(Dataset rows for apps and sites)
+---+

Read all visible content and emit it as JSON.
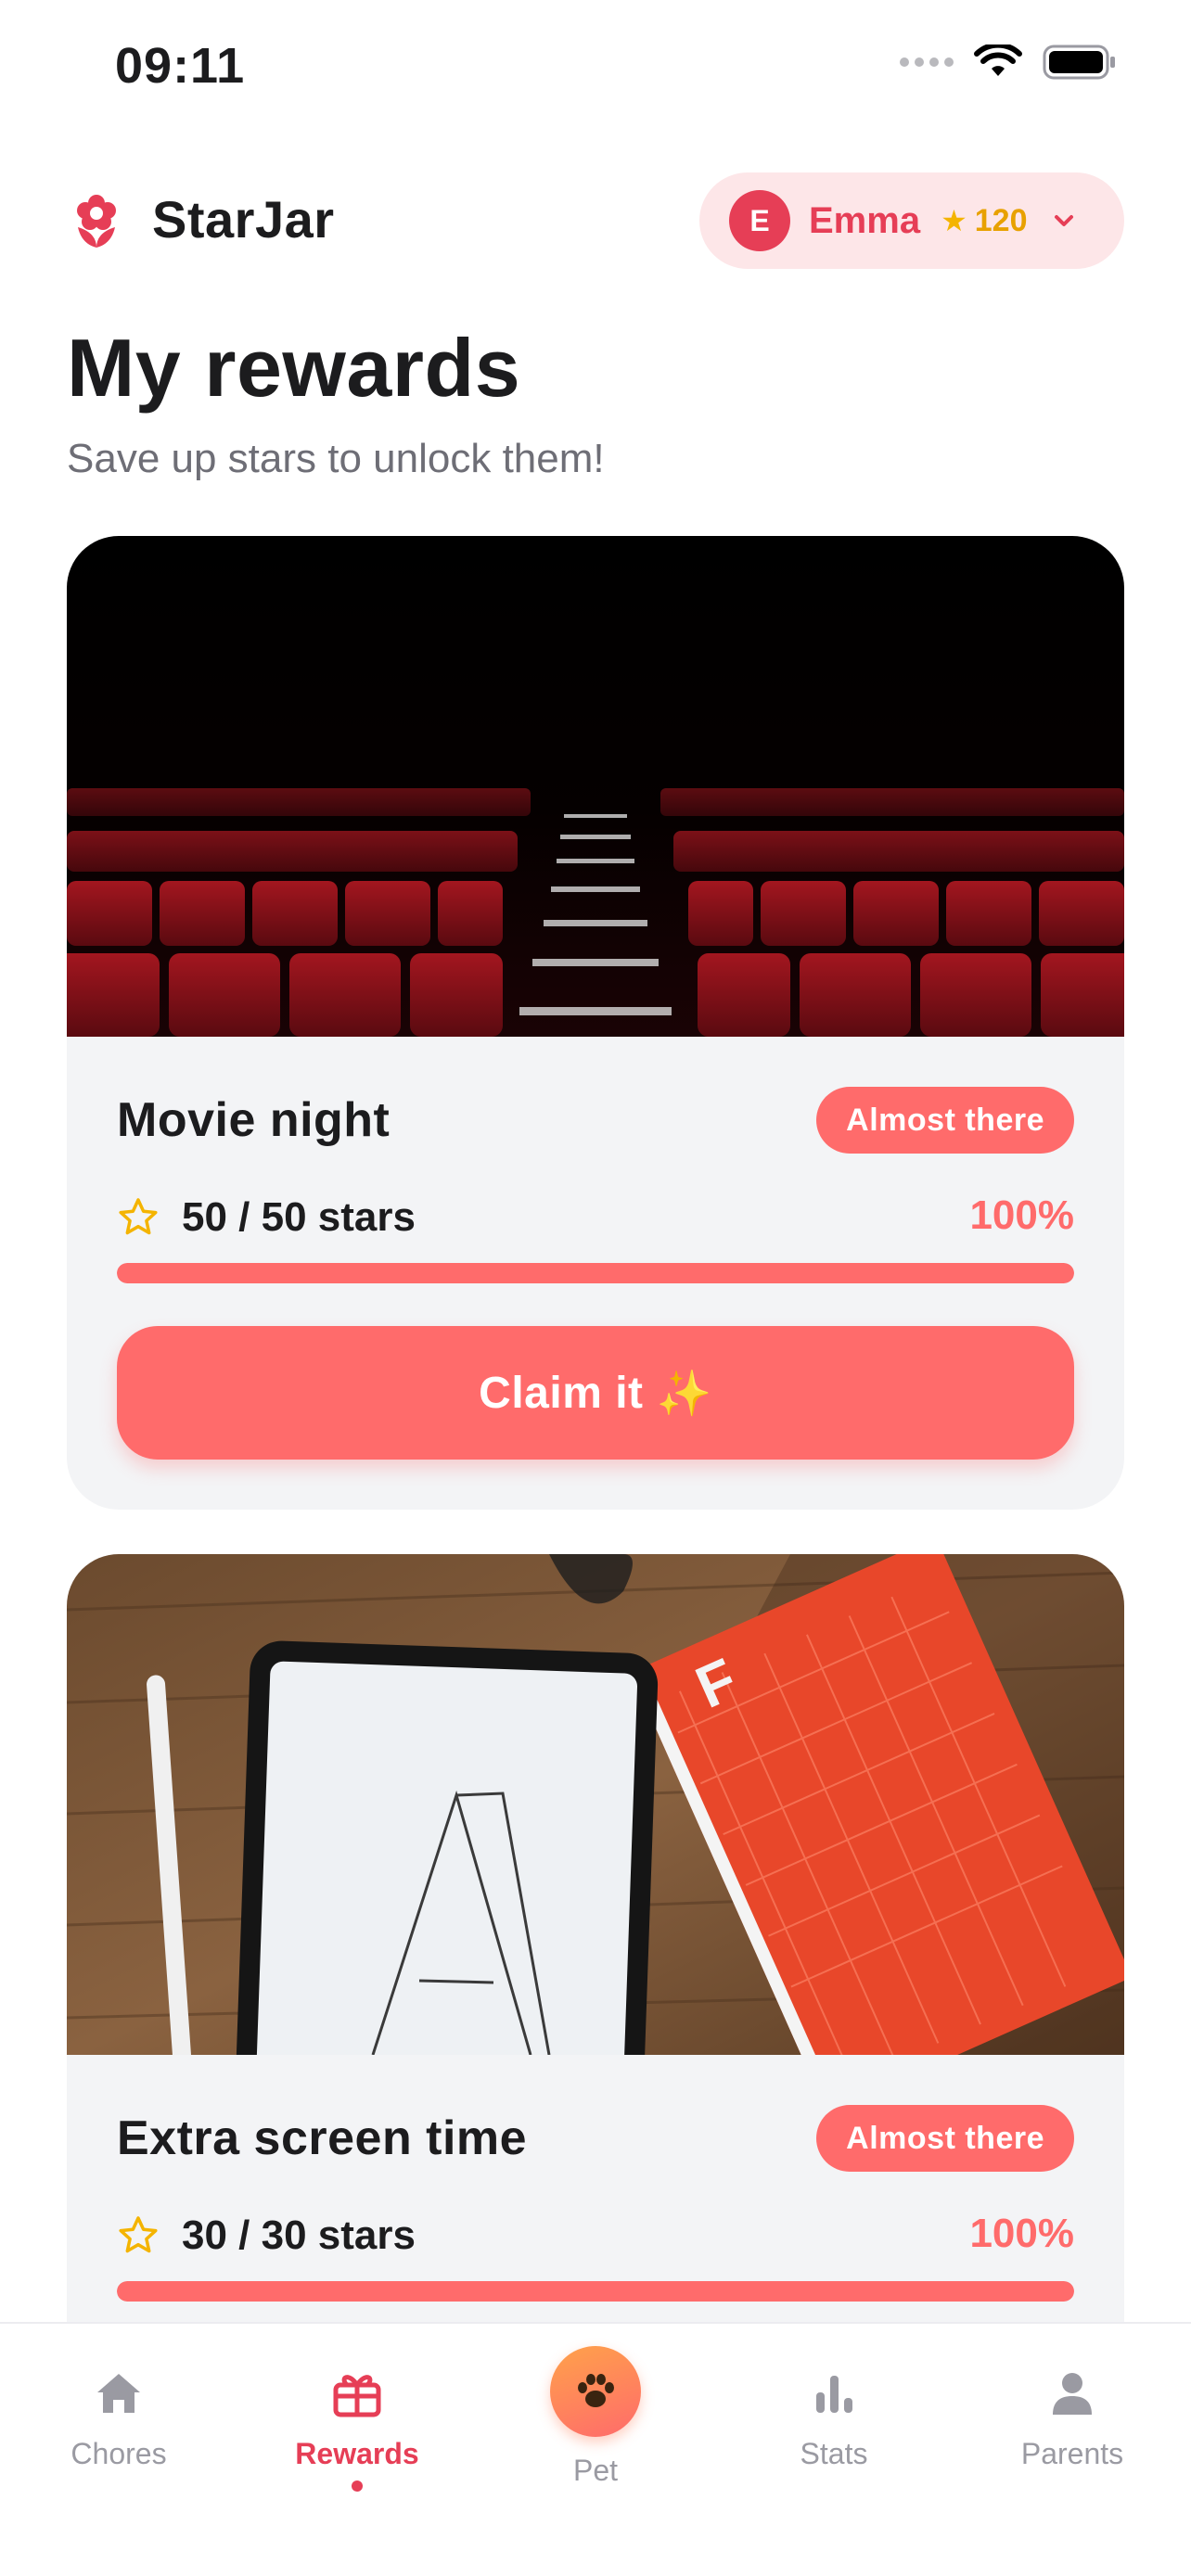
{
  "status_bar": {
    "time": "09:11"
  },
  "header": {
    "app_name": "StarJar",
    "profile": {
      "initial": "E",
      "name": "Emma",
      "stars": "120"
    }
  },
  "page": {
    "title": "My rewards",
    "subtitle": "Save up stars to unlock them!"
  },
  "rewards": [
    {
      "title": "Movie night",
      "badge": "Almost there",
      "stars_text": "50 / 50 stars",
      "percent_text": "100%",
      "progress": 1.0,
      "button_label": "Claim it",
      "button_emoji": "✨",
      "image_subject": "cinema-seats"
    },
    {
      "title": "Extra screen time",
      "badge": "Almost there",
      "stars_text": "30 / 30 stars",
      "percent_text": "100%",
      "progress": 1.0,
      "image_subject": "tablet-and-book"
    }
  ],
  "tabs": [
    {
      "label": "Chores",
      "icon": "home-icon",
      "active": false
    },
    {
      "label": "Rewards",
      "icon": "gift-icon",
      "active": true
    },
    {
      "label": "Pet",
      "icon": "paw-icon",
      "active": false
    },
    {
      "label": "Stats",
      "icon": "bar-chart-icon",
      "active": false
    },
    {
      "label": "Parents",
      "icon": "person-icon",
      "active": false
    }
  ],
  "colors": {
    "accent": "#ff6b6b",
    "brand": "#e63e56",
    "star": "#f4b400",
    "card_bg": "#f3f4f6",
    "inactive": "#9a9aa2"
  }
}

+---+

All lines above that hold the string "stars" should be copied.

§ **Task output**:
      "stars": "120"
    "subtitle": "Save up stars to unlock them!"
      "stars_text": "50 / 50 stars",
      "stars_text": "30 / 30 stars",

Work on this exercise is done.